↓ Skip to main content

The expression profile of Aedes albopictus miRNAs is altered by dengue virus serotype-2 infection

Overview of attention for article published in Cell & Bioscience, April 2015
Altmetric Badge

Mentioned by

twitter
2 tweeters

Citations

dimensions_citation
48 Dimensions

Readers on

mendeley
39 Mendeley
You are seeing a free-to-access but limited selection of the activity Altmetric has collected about this research output. Click here to find out more.
Title
The expression profile of Aedes albopictus miRNAs is altered by dengue virus serotype-2 infection
Published in
Cell & Bioscience, April 2015
DOI 10.1186/s13578-015-0009-y
Pubmed ID
Authors

Yanxia Liu, Yanhe Zhou, Jinya Wu, Peiming Zheng, Yiji Li, Xiaoying Zheng, Santhosh Puthiyakunnon, Zhijian Tu, Xiao-Guang Chen

Abstract

Aedes albopictus is an important vector of Dengue virus (DENV) and it has quickly invaded the tropical and temperate environments worldwide. A few studies have shown that, microRNAs (miRNAs) regulate mosquito defense against pathogens. However, there is no systematic analysis of the impact of DENV infection on miRNA expression in Ae. albopictus.
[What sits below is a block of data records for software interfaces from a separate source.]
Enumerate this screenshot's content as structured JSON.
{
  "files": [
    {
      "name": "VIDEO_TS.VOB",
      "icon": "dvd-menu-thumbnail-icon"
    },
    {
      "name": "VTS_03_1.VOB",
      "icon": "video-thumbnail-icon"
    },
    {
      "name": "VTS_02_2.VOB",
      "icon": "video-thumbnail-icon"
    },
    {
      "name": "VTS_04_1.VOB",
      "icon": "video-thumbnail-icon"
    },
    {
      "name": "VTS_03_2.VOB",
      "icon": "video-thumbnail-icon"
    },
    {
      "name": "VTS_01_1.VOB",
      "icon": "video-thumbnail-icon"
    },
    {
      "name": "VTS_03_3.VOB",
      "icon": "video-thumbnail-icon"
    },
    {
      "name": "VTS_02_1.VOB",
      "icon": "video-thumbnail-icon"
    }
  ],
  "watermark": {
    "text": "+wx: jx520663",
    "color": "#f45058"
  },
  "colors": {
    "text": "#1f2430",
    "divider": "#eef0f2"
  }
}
We conducted this study to investigate the miRNA expression of Ae. albopictus upon DENV-2 infection using Illumina RNA sequencing. A total of 103 known and 5 novel candidate miRNAs were identified in DENV-2 infected and non-infected adult female Ae. albopictus. Comparative analysis indicated that 52 miRNAs were significantly down-regulated and 18 were up-regulated significantly after infection. Furthermore, RT-qPCR validated the expression patterns of eleven of these differentially expressed miRNAs. Targets prediction and functional analysis of these regulated miRNAs suggested that miR-34-5p and miR-87 might be involved in the anti-pathogen and immune responses. This is the first systematic study on the impact of DENV infection on miRNA expression in Ae. albopictus. Complex changes in miRNA expression suggest a potential role of miRNAs in antiviral responses by regulating immune-related genes. This investigation provides information concerning DENV-induced miRNAs and offers clues for identifying potential candidates for vector based antiviral strategies.

Twitter Demographics

The data shown below were collected from the profiles of 2 tweeters who shared this research output. Click here to find out more about how the information was compiled.

Mendeley readers

The data shown below were compiled from readership statistics for 39 Mendeley readers of this research output. Click here to see the associated Mendeley record.

Geographical breakdown

Country Count As %
Portugal 1 3%
Unknown 38 97%

Demographic breakdown

Readers by professional status Count As %
Researcher 10 26%
Student > Ph. D. Student 8 21%
Student > Bachelor 5 13%
Student > Master 4 10%
Other 2 5%
Other 8 21%
Unknown 2 5%
Readers by discipline Count As %
Agricultural and Biological Sciences 11 28%
Biochemistry, Genetics and Molecular Biology 8 21%
Medicine and Dentistry 4 10%
Veterinary Science and Veterinary Medicine 3 8%
Immunology and Microbiology 3 8%
Other 6 15%
Unknown 4 10%

Attention Score in Context

This research output has an Altmetric Attention Score of 1. This is our high-level measure of the quality and quantity of online attention that it has received. This Attention Score, as well as the ranking and number of research outputs shown below, was calculated when the research output was last mentioned on 30 April 2015.
All research outputs
#3,539,052
of 5,042,185 outputs
Outputs from Cell & Bioscience
#91
of 137 outputs
Outputs of similar age
#120,619
of 168,802 outputs
Outputs of similar age from Cell & Bioscience
#6
of 7 outputs
Altmetric has tracked 5,042,185 research outputs across all sources so far. This one is in the 16th percentile – i.e., 16% of other outputs scored the same or lower than it.
So far Altmetric has tracked 137 research outputs from this source. They receive a mean Attention Score of 2.1. This one is in the 14th percentile – i.e., 14% of its peers scored the same or lower than it.
Older research outputs will score higher simply because they've had more time to accumulate mentions. To account for age we can compare this Altmetric Attention Score to the 168,802 tracked outputs that were published within six weeks on either side of this one in any source. This one is in the 17th percentile – i.e., 17% of its contemporaries scored the same or lower than it.
We're also able to compare this research output to 7 others from the same source and published within six weeks on either side of this one.